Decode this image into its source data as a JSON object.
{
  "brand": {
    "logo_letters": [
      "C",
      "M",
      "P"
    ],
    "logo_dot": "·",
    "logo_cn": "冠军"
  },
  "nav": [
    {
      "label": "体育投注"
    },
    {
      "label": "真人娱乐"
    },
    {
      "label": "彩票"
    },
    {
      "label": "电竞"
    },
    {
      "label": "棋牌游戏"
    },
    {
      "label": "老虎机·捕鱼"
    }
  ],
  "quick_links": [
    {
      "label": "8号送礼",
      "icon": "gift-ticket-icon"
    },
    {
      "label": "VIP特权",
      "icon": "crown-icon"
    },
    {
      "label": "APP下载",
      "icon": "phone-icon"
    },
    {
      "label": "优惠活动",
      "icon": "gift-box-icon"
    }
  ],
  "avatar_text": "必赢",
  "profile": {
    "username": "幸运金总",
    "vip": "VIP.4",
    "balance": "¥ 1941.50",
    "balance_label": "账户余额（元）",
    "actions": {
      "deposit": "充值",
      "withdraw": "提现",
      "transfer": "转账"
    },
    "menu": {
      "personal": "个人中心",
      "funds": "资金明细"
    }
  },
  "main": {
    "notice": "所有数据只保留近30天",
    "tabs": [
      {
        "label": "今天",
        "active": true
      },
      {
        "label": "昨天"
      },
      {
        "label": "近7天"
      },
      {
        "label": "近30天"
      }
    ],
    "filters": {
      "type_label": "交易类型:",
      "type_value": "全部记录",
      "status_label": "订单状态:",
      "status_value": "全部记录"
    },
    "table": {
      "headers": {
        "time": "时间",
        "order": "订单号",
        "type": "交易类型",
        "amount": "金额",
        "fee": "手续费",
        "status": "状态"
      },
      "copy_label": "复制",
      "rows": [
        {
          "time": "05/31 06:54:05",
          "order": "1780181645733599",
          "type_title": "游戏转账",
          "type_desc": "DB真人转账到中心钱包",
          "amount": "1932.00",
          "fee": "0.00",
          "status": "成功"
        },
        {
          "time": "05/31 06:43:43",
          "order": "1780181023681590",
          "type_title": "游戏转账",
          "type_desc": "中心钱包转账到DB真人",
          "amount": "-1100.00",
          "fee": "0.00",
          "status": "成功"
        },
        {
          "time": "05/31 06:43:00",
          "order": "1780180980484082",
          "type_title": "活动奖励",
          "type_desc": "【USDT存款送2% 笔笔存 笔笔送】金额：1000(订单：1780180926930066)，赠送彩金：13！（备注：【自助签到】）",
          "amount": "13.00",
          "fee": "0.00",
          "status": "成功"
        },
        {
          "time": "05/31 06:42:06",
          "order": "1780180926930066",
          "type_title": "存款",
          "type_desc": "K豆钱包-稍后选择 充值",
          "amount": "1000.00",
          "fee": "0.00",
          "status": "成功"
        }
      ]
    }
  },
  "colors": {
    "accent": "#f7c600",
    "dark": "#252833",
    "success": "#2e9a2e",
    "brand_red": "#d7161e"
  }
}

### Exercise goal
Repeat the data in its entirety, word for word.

### Expected answer
Decode this image into its source data as a JSON object.
{
  "brand": {
    "logo_letters": [
      "C",
      "M",
      "P"
    ],
    "logo_dot": "·",
    "logo_cn": "冠军"
  },
  "nav": [
    {
      "label": "体育投注"
    },
    {
      "label": "真人娱乐"
    },
    {
      "label": "彩票"
    },
    {
      "label": "电竞"
    },
    {
      "label": "棋牌游戏"
    },
    {
      "label": "老虎机·捕鱼"
    }
  ],
  "quick_links": [
    {
      "label": "8号送礼",
      "icon": "gift-ticket-icon"
    },
    {
      "label": "VIP特权",
      "icon": "crown-icon"
    },
    {
      "label": "APP下载",
      "icon": "phone-icon"
    },
    {
      "label": "优惠活动",
      "icon": "gift-box-icon"
    }
  ],
  "avatar_text": "必赢",
  "profile": {
    "username": "幸运金总",
    "vip": "VIP.4",
    "balance": "¥ 1941.50",
    "balance_label": "账户余额（元）",
    "actions": {
      "deposit": "充值",
      "withdraw": "提现",
      "transfer": "转账"
    },
    "menu": {
      "personal": "个人中心",
      "funds": "资金明细"
    }
  },
  "main": {
    "notice": "所有数据只保留近30天",
    "tabs": [
      {
        "label": "今天",
        "active": true
      },
      {
        "label": "昨天"
      },
      {
        "label": "近7天"
      },
      {
        "label": "近30天"
      }
    ],
    "filters": {
      "type_label": "交易类型:",
      "type_value": "全部记录",
      "status_label": "订单状态:",
      "status_value": "全部记录"
    },
    "table": {
      "headers": {
        "time": "时间",
        "order": "订单号",
        "type": "交易类型",
        "amount": "金额",
        "fee": "手续费",
        "status": "状态"
      },
      "copy_label": "复制",
      "rows": [
        {
          "time": "05/31 06:54:05",
          "order": "1780181645733599",
          "type_title": "游戏转账",
          "type_desc": "DB真人转账到中心钱包",
          "amount": "1932.00",
          "fee": "0.00",
          "status": "成功"
        },
        {
          "time": "05/31 06:43:43",
          "order": "1780181023681590",
          "type_title": "游戏转账",
          "type_desc": "中心钱包转账到DB真人",
          "amount": "-1100.00",
          "fee": "0.00",
          "status": "成功"
        },
        {
          "time": "05/31 06:43:00",
          "order": "1780180980484082",
          "type_title": "活动奖励",
          "type_desc": "【USDT存款送2% 笔笔存 笔笔送】金额：1000(订单：1780180926930066)，赠送彩金：13！（备注：【自助签到】）",
          "amount": "13.00",
          "fee": "0.00",
          "status": "成功"
        },
        {
          "time": "05/31 06:42:06",
          "order": "1780180926930066",
          "type_title": "存款",
          "type_desc": "K豆钱包-稍后选择 充值",
          "amount": "1000.00",
          "fee": "0.00",
          "status": "成功"
        }
      ]
    }
  },
  "colors": {
    "accent": "#f7c600",
    "dark": "#252833",
    "success": "#2e9a2e",
    "brand_red": "#d7161e"
  }
}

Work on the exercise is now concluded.